5. LANGUAGE—Are you using cliches? A string of adjectives, when one well-chosen descriptor will do the job? Are you employing adverbs in dialogue, when it’s the dialogue itself than should be delivering the tone and emotion felt by a character? Do the words fit the action and character’s voice? Are you using passive voice too often? Active verbs are almost always the better choice (Think “She walked” instead of “She was walking”.) Can you tighten and delete anywhere, so that you aren’t saying the same thing several different ways? Does the writing have a certain “music” to it? When you read it out loud, does it flow easily off the tongue?
6. PACING—Are there dragging parts? Beware of the “sagging middle” of a novel that loses its momentum. On the other hand, is there no relief to breathless action, suspense and/or trauma? Sometimes the reader needs a few quiet pages to absorb, process or savor big events. Again, think of the way music flows, with various movements.

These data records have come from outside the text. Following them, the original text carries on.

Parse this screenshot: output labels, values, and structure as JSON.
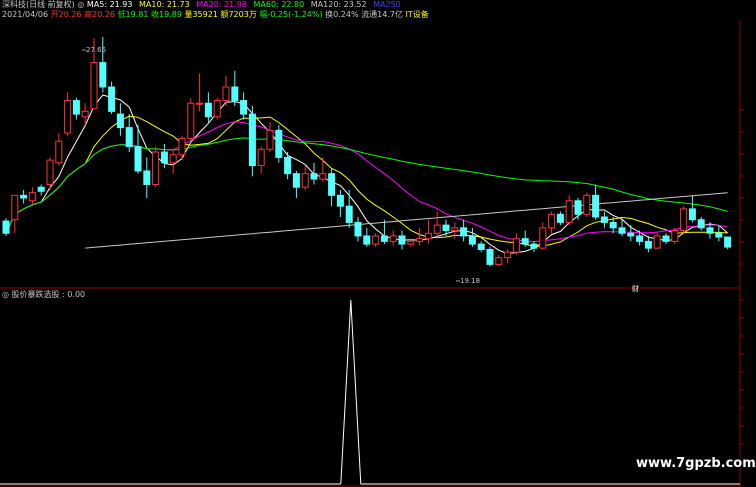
{
  "header": {
    "stock_title": "深科技(日线 前复权)",
    "ma5": "MA5: 21.93",
    "ma10": "MA10: 21.73",
    "ma20": "MA20: 21.98",
    "ma60": "MA60: 22.80",
    "ma120": "MA120: 23.52",
    "ma250": "MA250",
    "date": "2021/04/06",
    "open": "开20.26",
    "high": "高20.26",
    "low": "低19.81",
    "close": "收19.89",
    "volume": "量35921",
    "amount": "额7203万",
    "change": "幅-0.25(-1.24%)",
    "turnover": "换0.24%",
    "float_cap": "流通14.7亿",
    "sector": "IT设备"
  },
  "annotations": {
    "high_label": "27.65",
    "low_label": "19.18",
    "marker_label": "财"
  },
  "indicator": {
    "title": "股价暴跌选股 : 0.00"
  },
  "watermark": "www.7gpzb.com",
  "colors": {
    "up": "#ff3232",
    "down": "#54ffff",
    "ma5": "#ffffff",
    "ma10": "#ffff00",
    "ma20": "#ff00ff",
    "ma60": "#00ff00",
    "ma120": "#c8c8c8",
    "grid": "#8b0000",
    "background": "#000000"
  },
  "candles": [
    [
      20.85,
      20.95,
      20.3,
      20.4
    ],
    [
      20.9,
      21.8,
      20.4,
      21.8
    ],
    [
      21.8,
      22.0,
      21.5,
      21.7
    ],
    [
      21.6,
      22.1,
      21.4,
      21.9
    ],
    [
      22.1,
      22.2,
      21.8,
      21.95
    ],
    [
      22.2,
      23.2,
      22.0,
      23.1
    ],
    [
      23.0,
      24.1,
      22.9,
      23.8
    ],
    [
      24.1,
      25.6,
      24.0,
      25.3
    ],
    [
      25.3,
      25.4,
      24.6,
      24.8
    ],
    [
      24.7,
      25.2,
      24.4,
      24.9
    ],
    [
      25.0,
      27.6,
      25.0,
      26.7
    ],
    [
      26.7,
      27.65,
      25.6,
      25.8
    ],
    [
      25.8,
      26.0,
      24.8,
      24.9
    ],
    [
      24.8,
      25.2,
      24.0,
      24.3
    ],
    [
      24.3,
      24.8,
      23.4,
      23.6
    ],
    [
      23.6,
      24.4,
      22.6,
      22.7
    ],
    [
      22.7,
      23.2,
      21.7,
      22.2
    ],
    [
      22.2,
      23.6,
      22.1,
      23.4
    ],
    [
      23.4,
      23.7,
      22.8,
      23.0
    ],
    [
      23.0,
      23.5,
      22.6,
      23.3
    ],
    [
      23.3,
      24.0,
      23.1,
      23.9
    ],
    [
      23.9,
      25.4,
      23.8,
      25.2
    ],
    [
      25.2,
      26.3,
      24.9,
      25.2
    ],
    [
      25.2,
      25.6,
      24.5,
      24.7
    ],
    [
      24.7,
      25.4,
      24.6,
      25.3
    ],
    [
      25.3,
      26.2,
      25.1,
      25.8
    ],
    [
      25.8,
      26.4,
      25.1,
      25.3
    ],
    [
      25.3,
      25.6,
      24.6,
      24.8
    ],
    [
      24.8,
      25.1,
      22.5,
      22.9
    ],
    [
      22.9,
      23.6,
      22.6,
      23.5
    ],
    [
      23.5,
      24.5,
      23.4,
      24.2
    ],
    [
      24.2,
      24.4,
      23.0,
      23.2
    ],
    [
      23.2,
      23.4,
      22.4,
      22.6
    ],
    [
      22.6,
      22.7,
      21.7,
      22.1
    ],
    [
      22.1,
      22.9,
      22.0,
      22.6
    ],
    [
      22.6,
      23.0,
      22.2,
      22.4
    ],
    [
      22.4,
      23.2,
      22.3,
      22.6
    ],
    [
      22.6,
      22.8,
      21.4,
      21.8
    ],
    [
      21.8,
      22.0,
      21.0,
      21.4
    ],
    [
      21.4,
      22.0,
      20.6,
      20.8
    ],
    [
      20.8,
      21.0,
      20.1,
      20.3
    ],
    [
      20.3,
      20.6,
      19.9,
      20.0
    ],
    [
      20.0,
      20.4,
      19.9,
      20.3
    ],
    [
      20.3,
      20.9,
      20.0,
      20.1
    ],
    [
      20.1,
      20.5,
      19.95,
      20.3
    ],
    [
      20.3,
      20.5,
      19.8,
      20.0
    ],
    [
      20.0,
      20.2,
      19.9,
      20.1
    ],
    [
      20.1,
      20.6,
      19.95,
      20.2
    ],
    [
      20.2,
      20.9,
      20.0,
      20.4
    ],
    [
      20.4,
      21.2,
      20.2,
      20.7
    ],
    [
      20.7,
      20.9,
      20.3,
      20.5
    ],
    [
      20.5,
      20.8,
      20.2,
      20.6
    ],
    [
      20.6,
      20.9,
      20.1,
      20.3
    ],
    [
      20.3,
      20.6,
      19.9,
      20.0
    ],
    [
      20.0,
      20.1,
      19.7,
      19.8
    ],
    [
      19.8,
      19.9,
      19.18,
      19.25
    ],
    [
      19.25,
      19.6,
      19.18,
      19.5
    ],
    [
      19.5,
      19.8,
      19.3,
      19.7
    ],
    [
      19.7,
      20.4,
      19.6,
      20.2
    ],
    [
      20.2,
      20.5,
      19.9,
      20.0
    ],
    [
      20.0,
      20.1,
      19.7,
      19.85
    ],
    [
      19.85,
      20.8,
      19.8,
      20.6
    ],
    [
      20.6,
      21.2,
      20.4,
      21.1
    ],
    [
      21.1,
      21.2,
      20.7,
      20.8
    ],
    [
      20.8,
      21.8,
      20.7,
      21.6
    ],
    [
      21.6,
      21.7,
      20.9,
      21.1
    ],
    [
      21.1,
      21.9,
      21.0,
      21.8
    ],
    [
      21.8,
      22.2,
      20.9,
      21.0
    ],
    [
      21.0,
      21.2,
      20.6,
      20.8
    ],
    [
      20.8,
      21.0,
      20.4,
      20.6
    ],
    [
      20.6,
      20.9,
      20.3,
      20.4
    ],
    [
      20.4,
      20.7,
      20.1,
      20.3
    ],
    [
      20.3,
      20.5,
      19.95,
      20.1
    ],
    [
      20.1,
      20.3,
      19.7,
      19.85
    ],
    [
      19.85,
      20.4,
      19.8,
      20.3
    ],
    [
      20.3,
      20.4,
      20.0,
      20.1
    ],
    [
      20.1,
      20.6,
      20.0,
      20.5
    ],
    [
      20.5,
      21.4,
      20.4,
      21.3
    ],
    [
      21.3,
      21.8,
      20.8,
      20.9
    ],
    [
      20.9,
      21.0,
      20.5,
      20.6
    ],
    [
      20.6,
      20.8,
      20.2,
      20.4
    ],
    [
      20.4,
      20.7,
      20.1,
      20.26
    ],
    [
      20.26,
      20.26,
      19.81,
      19.89
    ]
  ],
  "indicator_series": {
    "spike_index": 41,
    "spike_value": 1.0
  }
}
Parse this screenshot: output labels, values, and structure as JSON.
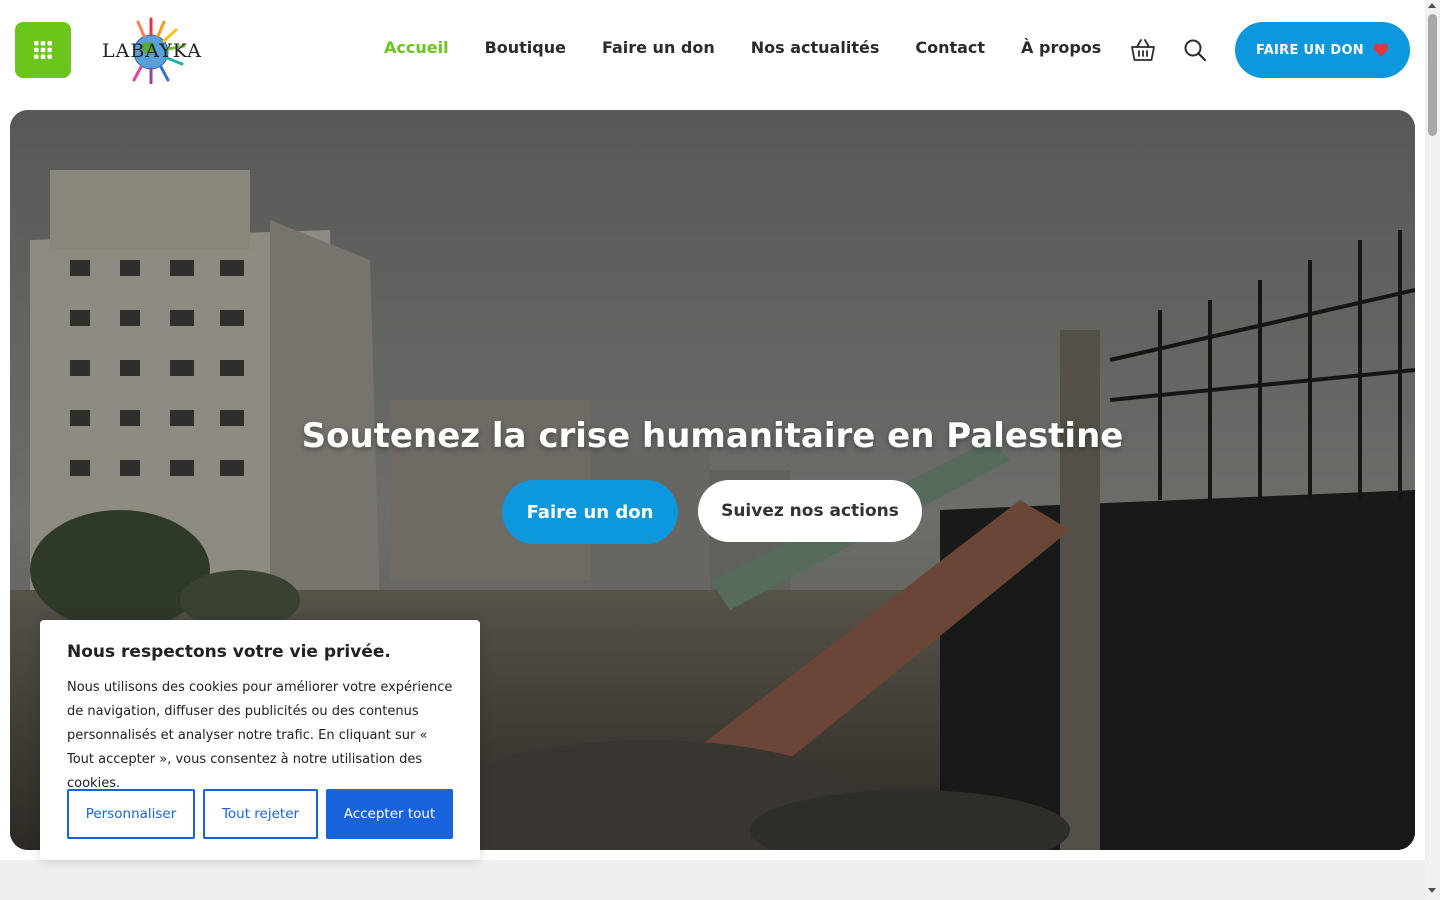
{
  "brand": {
    "logo_text": "LABAYKA"
  },
  "header": {
    "nav": [
      {
        "label": "Accueil",
        "active": true
      },
      {
        "label": "Boutique",
        "active": false
      },
      {
        "label": "Faire un don",
        "active": false
      },
      {
        "label": "Nos actualités",
        "active": false
      },
      {
        "label": "Contact",
        "active": false
      },
      {
        "label": "À propos",
        "active": false
      }
    ],
    "icons": [
      "grid-menu-icon",
      "cart-icon",
      "search-icon",
      "heart-icon"
    ],
    "donate_button": "FAIRE UN DON"
  },
  "hero": {
    "title": "Soutenez la crise humanitaire en Palestine",
    "primary_button": "Faire un don",
    "secondary_button": "Suivez nos actions",
    "image_description": "Damaged buildings and rubble under an overcast sky"
  },
  "cookie_banner": {
    "title": "Nous respectons votre vie privée.",
    "text": "Nous utilisons des cookies pour améliorer votre expérience de navigation, diffuser des publicités ou des contenus personnalisés et analyser notre trafic. En cliquant sur « Tout accepter », vous consentez à notre utilisation des cookies.",
    "buttons": {
      "customize": "Personnaliser",
      "reject": "Tout rejeter",
      "accept": "Accepter tout"
    }
  },
  "colors": {
    "accent_green": "#6bc51a",
    "primary_blue": "#0d97dc",
    "cookie_blue": "#1863dc",
    "heart_red": "#e8343f"
  }
}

7. BEGINNINGS AND ENDINGS—Is the beginnings compelling enough to invite the reader into the story immediately? Or the opening paragraphs too preface-like, the author “clearing his or her throat”? Is the ending satisfying without trying too hard to wrap up every loose end or hammer home a point, leaving some discovery for the reader?
8. SPELLING/GRAMMAR/ACCURACY—Don’t rely on spell check. And if grammar isn’t your forte, hire a proofreader or be willing to offer some in-kind service to another writer in exchange for their skill in this area. FACT CHECK for accuracy. Anything that can be verified should be. if you want a character drinking in the scent of some fragrance bloom in a California garden, for example, make sure you choose something that actually grows there. And that it actually has a fragrance. And that it blooms during the month the scene takes place. If the main character is literally driving into a spectacular sunset, make sure they’re not heading east. That kind of thing. You can’t be sure that some reader will catch your error and gleefully bring it to your attention. Even if you’re writing fantasy, your created world must be consistent with itself.
A Must-Have for all Writers on Revision and Editing for all Forms of Fiction and Nonfiction
Well, that’s the end of this two-part editing and self-editing revision hub series from my local conference workshop I attended in late March. I hope these eight aspects of self-editing helps you prune and fine tune your manuscripts into a polished hard copy. Stay tuned later this month for the core of elements on writing a novel in 60 days or less, which would help you get ready for Camp Nano (or Julno) this summer, or even for Nano this fall. As for my fall local full-day conference, I’ve just checked the website for the fall workshops and the price, too. I’ll get back t you real soon, if I’m going and what classes I might be going to for future writing hubs this fall and maybe winter.